━━ Data supplied

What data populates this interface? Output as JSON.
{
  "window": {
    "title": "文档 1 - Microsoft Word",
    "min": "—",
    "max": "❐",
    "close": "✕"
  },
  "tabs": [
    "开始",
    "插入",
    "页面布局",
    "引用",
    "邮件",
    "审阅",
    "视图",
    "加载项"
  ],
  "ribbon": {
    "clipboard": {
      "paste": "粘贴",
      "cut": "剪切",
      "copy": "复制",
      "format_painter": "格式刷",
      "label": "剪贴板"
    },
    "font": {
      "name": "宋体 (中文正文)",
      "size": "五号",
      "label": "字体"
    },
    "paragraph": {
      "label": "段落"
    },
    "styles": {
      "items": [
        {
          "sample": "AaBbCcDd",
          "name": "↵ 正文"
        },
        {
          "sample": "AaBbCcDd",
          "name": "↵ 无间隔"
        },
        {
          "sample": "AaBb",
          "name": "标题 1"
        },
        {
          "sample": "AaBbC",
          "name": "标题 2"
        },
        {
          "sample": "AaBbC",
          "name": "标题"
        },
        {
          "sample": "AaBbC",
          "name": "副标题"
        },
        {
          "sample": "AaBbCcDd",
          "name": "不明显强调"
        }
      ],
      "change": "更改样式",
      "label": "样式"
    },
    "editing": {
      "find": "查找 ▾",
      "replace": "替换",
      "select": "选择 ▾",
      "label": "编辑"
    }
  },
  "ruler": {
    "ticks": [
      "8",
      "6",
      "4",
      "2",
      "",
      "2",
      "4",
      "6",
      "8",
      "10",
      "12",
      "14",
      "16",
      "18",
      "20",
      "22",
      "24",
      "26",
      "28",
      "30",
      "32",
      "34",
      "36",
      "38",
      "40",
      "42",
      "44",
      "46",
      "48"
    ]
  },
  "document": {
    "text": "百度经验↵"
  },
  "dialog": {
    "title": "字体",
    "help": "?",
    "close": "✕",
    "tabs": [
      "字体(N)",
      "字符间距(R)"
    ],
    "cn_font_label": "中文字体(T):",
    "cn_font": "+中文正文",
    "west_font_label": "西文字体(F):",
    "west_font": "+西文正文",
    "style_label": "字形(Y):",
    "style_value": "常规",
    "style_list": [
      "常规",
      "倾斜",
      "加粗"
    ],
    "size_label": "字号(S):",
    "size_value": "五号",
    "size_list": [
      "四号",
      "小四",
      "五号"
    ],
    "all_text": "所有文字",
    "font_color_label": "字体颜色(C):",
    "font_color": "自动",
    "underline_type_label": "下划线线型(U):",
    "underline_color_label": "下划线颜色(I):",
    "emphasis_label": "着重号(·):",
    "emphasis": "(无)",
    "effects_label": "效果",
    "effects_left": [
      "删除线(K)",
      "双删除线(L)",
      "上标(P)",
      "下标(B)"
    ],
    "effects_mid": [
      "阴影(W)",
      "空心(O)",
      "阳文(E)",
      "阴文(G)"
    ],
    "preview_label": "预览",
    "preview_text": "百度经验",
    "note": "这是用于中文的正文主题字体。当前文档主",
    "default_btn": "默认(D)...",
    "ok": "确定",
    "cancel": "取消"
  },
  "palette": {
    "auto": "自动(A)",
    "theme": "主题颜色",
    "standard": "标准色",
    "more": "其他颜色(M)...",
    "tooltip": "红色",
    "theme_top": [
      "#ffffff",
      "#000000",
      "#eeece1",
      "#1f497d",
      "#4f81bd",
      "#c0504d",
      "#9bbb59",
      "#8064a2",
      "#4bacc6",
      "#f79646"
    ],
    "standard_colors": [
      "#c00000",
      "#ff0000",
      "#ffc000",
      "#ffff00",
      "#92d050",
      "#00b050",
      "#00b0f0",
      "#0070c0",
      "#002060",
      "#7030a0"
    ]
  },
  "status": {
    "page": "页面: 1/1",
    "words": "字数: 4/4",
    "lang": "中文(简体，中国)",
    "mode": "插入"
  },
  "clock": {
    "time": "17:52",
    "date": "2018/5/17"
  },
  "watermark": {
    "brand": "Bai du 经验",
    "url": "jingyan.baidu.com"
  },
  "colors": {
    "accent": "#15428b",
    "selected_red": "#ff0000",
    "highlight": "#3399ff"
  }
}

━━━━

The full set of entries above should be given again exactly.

## Task result
What data populates this interface? Output as JSON.
{
  "window": {
    "title": "文档 1 - Microsoft Word",
    "min": "—",
    "max": "❐",
    "close": "✕"
  },
  "tabs": [
    "开始",
    "插入",
    "页面布局",
    "引用",
    "邮件",
    "审阅",
    "视图",
    "加载项"
  ],
  "ribbon": {
    "clipboard": {
      "paste": "粘贴",
      "cut": "剪切",
      "copy": "复制",
      "format_painter": "格式刷",
      "label": "剪贴板"
    },
    "font": {
      "name": "宋体 (中文正文)",
      "size": "五号",
      "label": "字体"
    },
    "paragraph": {
      "label": "段落"
    },
    "styles": {
      "items": [
        {
          "sample": "AaBbCcDd",
          "name": "↵ 正文"
        },
        {
          "sample": "AaBbCcDd",
          "name": "↵ 无间隔"
        },
        {
          "sample": "AaBb",
          "name": "标题 1"
        },
        {
          "sample": "AaBbC",
          "name": "标题 2"
        },
        {
          "sample": "AaBbC",
          "name": "标题"
        },
        {
          "sample": "AaBbC",
          "name": "副标题"
        },
        {
          "sample": "AaBbCcDd",
          "name": "不明显强调"
        }
      ],
      "change": "更改样式",
      "label": "样式"
    },
    "editing": {
      "find": "查找 ▾",
      "replace": "替换",
      "select": "选择 ▾",
      "label": "编辑"
    }
  },
  "ruler": {
    "ticks": [
      "8",
      "6",
      "4",
      "2",
      "",
      "2",
      "4",
      "6",
      "8",
      "10",
      "12",
      "14",
      "16",
      "18",
      "20",
      "22",
      "24",
      "26",
      "28",
      "30",
      "32",
      "34",
      "36",
      "38",
      "40",
      "42",
      "44",
      "46",
      "48"
    ]
  },
  "document": {
    "text": "百度经验↵"
  },
  "dialog": {
    "title": "字体",
    "help": "?",
    "close": "✕",
    "tabs": [
      "字体(N)",
      "字符间距(R)"
    ],
    "cn_font_label": "中文字体(T):",
    "cn_font": "+中文正文",
    "west_font_label": "西文字体(F):",
    "west_font": "+西文正文",
    "style_label": "字形(Y):",
    "style_value": "常规",
    "style_list": [
      "常规",
      "倾斜",
      "加粗"
    ],
    "size_label": "字号(S):",
    "size_value": "五号",
    "size_list": [
      "四号",
      "小四",
      "五号"
    ],
    "all_text": "所有文字",
    "font_color_label": "字体颜色(C):",
    "font_color": "自动",
    "underline_type_label": "下划线线型(U):",
    "underline_color_label": "下划线颜色(I):",
    "emphasis_label": "着重号(·):",
    "emphasis": "(无)",
    "effects_label": "效果",
    "effects_left": [
      "删除线(K)",
      "双删除线(L)",
      "上标(P)",
      "下标(B)"
    ],
    "effects_mid": [
      "阴影(W)",
      "空心(O)",
      "阳文(E)",
      "阴文(G)"
    ],
    "preview_label": "预览",
    "preview_text": "百度经验",
    "note": "这是用于中文的正文主题字体。当前文档主",
    "default_btn": "默认(D)...",
    "ok": "确定",
    "cancel": "取消"
  },
  "palette": {
    "auto": "自动(A)",
    "theme": "主题颜色",
    "standard": "标准色",
    "more": "其他颜色(M)...",
    "tooltip": "红色",
    "theme_top": [
      "#ffffff",
      "#000000",
      "#eeece1",
      "#1f497d",
      "#4f81bd",
      "#c0504d",
      "#9bbb59",
      "#8064a2",
      "#4bacc6",
      "#f79646"
    ],
    "standard_colors": [
      "#c00000",
      "#ff0000",
      "#ffc000",
      "#ffff00",
      "#92d050",
      "#00b050",
      "#00b0f0",
      "#0070c0",
      "#002060",
      "#7030a0"
    ]
  },
  "status": {
    "page": "页面: 1/1",
    "words": "字数: 4/4",
    "lang": "中文(简体，中国)",
    "mode": "插入"
  },
  "clock": {
    "time": "17:52",
    "date": "2018/5/17"
  },
  "watermark": {
    "brand": "Bai du 经验",
    "url": "jingyan.baidu.com"
  },
  "colors": {
    "accent": "#15428b",
    "selected_red": "#ff0000",
    "highlight": "#3399ff"
  }
}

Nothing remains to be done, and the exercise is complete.